Tabuchi Launches Adjustable Solar-Plus-Storage Controls for Homes

Published on July 14, 2016

Tabuchi America, a solar-plus-storage provider, announced new functionalities to their residential system that will help customers optimize their solar investment. The four modes enable customers to prioritize their specific needs from their solar-plus-storage system, from reducing costs to ensuring reliable backup power. This unprecedented level of control is designed to help consumers make the most out of their solar investment with the benefits most appropriate for their needs.

Tabuchi America’s solar-plus-storage modes give customers powerful flexibility to optimize their system as policies and customer needs change. The new system offers four different modes for every homeowner persona on the block.

  • The Power Saver: Export Mode helps customers save the maximum amount of money on their energy bills. It’s ideal for customers participating in Net Energy Metering (NEM) and Demand Response (DR) programs.
  • The Green Pioneer: Economy Power Mode maximizes the homeowner’s use of clean solar power. This mode is ideal for customers who need self-consumption and who that value sustainability.
  • The Backup Power: Home Backup Mode ensures reliable power supply in all circumstances. This mode safeguards the homeowner during blackouts, storms or anytime electricity is unreliable.
  • The Peak Protector: Demand Response Mode reduces the impact of residential demand charges during peak demand. This mode is designed for customers in states like Arizona that want to lower their electric bills amid changing solar policies.

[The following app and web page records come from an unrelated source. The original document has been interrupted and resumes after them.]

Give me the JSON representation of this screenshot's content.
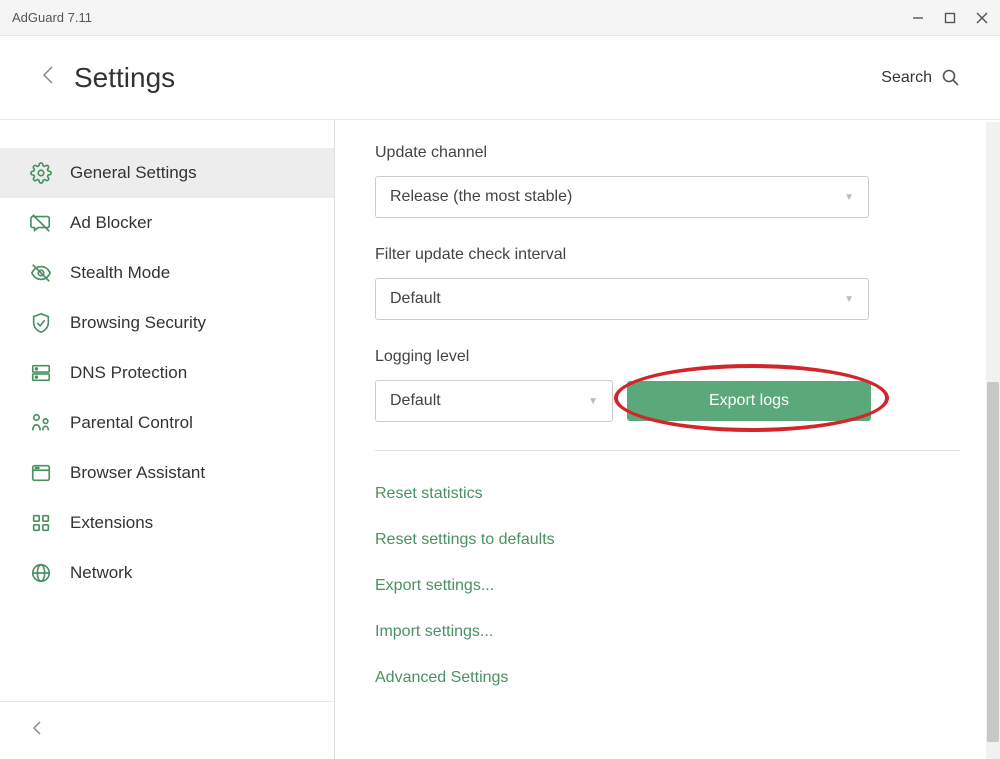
{
  "window": {
    "title": "AdGuard 7.11"
  },
  "header": {
    "title": "Settings",
    "search_label": "Search"
  },
  "sidebar": {
    "items": [
      {
        "label": "General Settings"
      },
      {
        "label": "Ad Blocker"
      },
      {
        "label": "Stealth Mode"
      },
      {
        "label": "Browsing Security"
      },
      {
        "label": "DNS Protection"
      },
      {
        "label": "Parental Control"
      },
      {
        "label": "Browser Assistant"
      },
      {
        "label": "Extensions"
      },
      {
        "label": "Network"
      }
    ]
  },
  "main": {
    "update_channel": {
      "label": "Update channel",
      "value": "Release (the most stable)"
    },
    "filter_interval": {
      "label": "Filter update check interval",
      "value": "Default"
    },
    "logging": {
      "label": "Logging level",
      "value": "Default",
      "export_label": "Export logs"
    },
    "links": {
      "reset_stats": "Reset statistics",
      "reset_settings": "Reset settings to defaults",
      "export_settings": "Export settings...",
      "import_settings": "Import settings...",
      "advanced": "Advanced Settings"
    }
  },
  "colors": {
    "accent_green": "#4a9161",
    "button_green": "#5ba97a",
    "highlight_red": "#d1272b"
  }
}
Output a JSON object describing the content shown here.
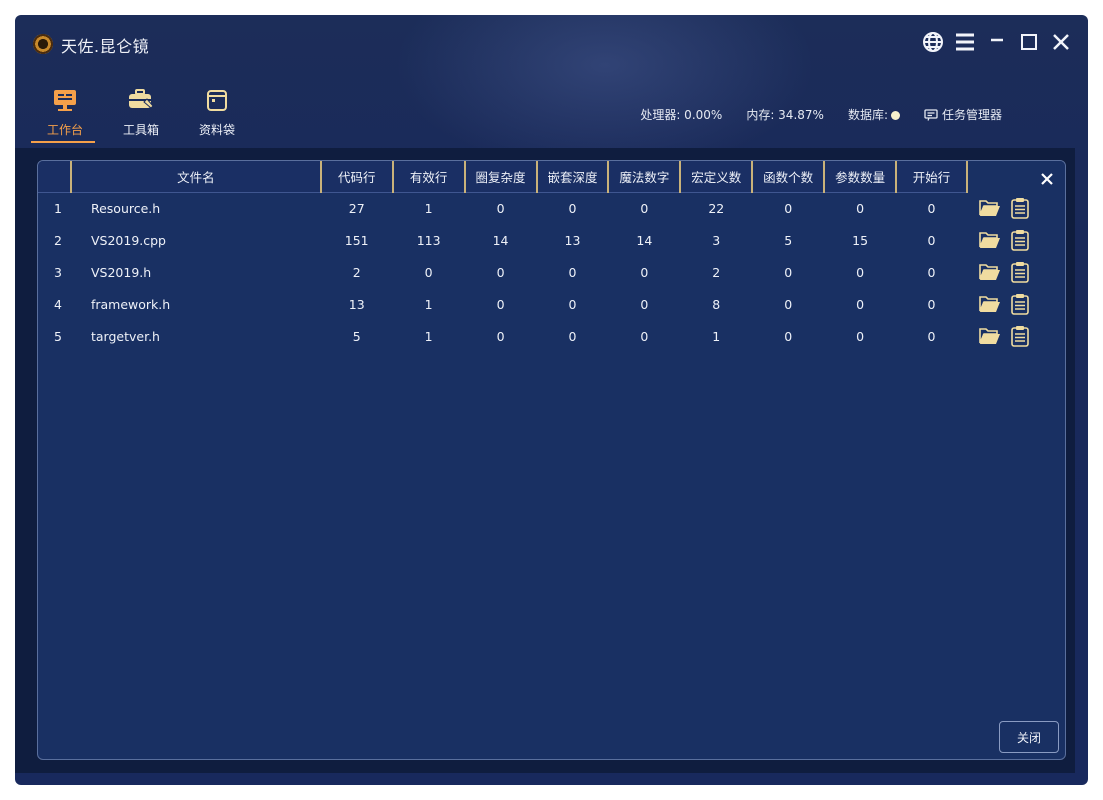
{
  "app": {
    "title": "天佐.昆仑镜"
  },
  "window_controls": [
    "globe-icon",
    "menu-icon",
    "minimize-icon",
    "maximize-icon",
    "close-icon"
  ],
  "nav": [
    {
      "label": "工作台",
      "icon": "workbench-icon",
      "active": true
    },
    {
      "label": "工具箱",
      "icon": "toolbox-icon",
      "active": false
    },
    {
      "label": "资料袋",
      "icon": "document-bag-icon",
      "active": false
    }
  ],
  "status": {
    "cpu": "处理器: 0.00%",
    "memory": "内存: 34.87%",
    "database": "数据库:",
    "task_manager": "任务管理器"
  },
  "table": {
    "headers": [
      "",
      "文件名",
      "代码行",
      "有效行",
      "圈复杂度",
      "嵌套深度",
      "魔法数字",
      "宏定义数",
      "函数个数",
      "参数数量",
      "开始行"
    ],
    "rows": [
      [
        "1",
        "Resource.h",
        "27",
        "1",
        "0",
        "0",
        "0",
        "22",
        "0",
        "0",
        "0"
      ],
      [
        "2",
        "VS2019.cpp",
        "151",
        "113",
        "14",
        "13",
        "14",
        "3",
        "5",
        "15",
        "0"
      ],
      [
        "3",
        "VS2019.h",
        "2",
        "0",
        "0",
        "0",
        "0",
        "2",
        "0",
        "0",
        "0"
      ],
      [
        "4",
        "framework.h",
        "13",
        "1",
        "0",
        "0",
        "0",
        "8",
        "0",
        "0",
        "0"
      ],
      [
        "5",
        "targetver.h",
        "5",
        "1",
        "0",
        "0",
        "0",
        "1",
        "0",
        "0",
        "0"
      ]
    ],
    "row_actions": [
      "open-folder-icon",
      "clipboard-icon"
    ]
  },
  "dialog": {
    "close_button": "关闭"
  },
  "colors": {
    "accent": "#f5a04a",
    "background": "#18295d",
    "header_divider": "#c9b27a",
    "folder_icon": "#f0dca0"
  }
}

Tabuchi America’s solar-plus-storage and inverter technologies are designed to help US homeowners reduce electricity costs and efficiently manage their energy use. The company’s grid-friendly technologies are also designed to make it easier for utilities to directly manage distributed solar and stabilize distributed assets. The company’s four adjustable modes pairs with the system’s smart inverter for full compatibility with California’s Rule 21, which requires new solar inverters to automatically adjust to fluctuations in power flow to stabilize the grid.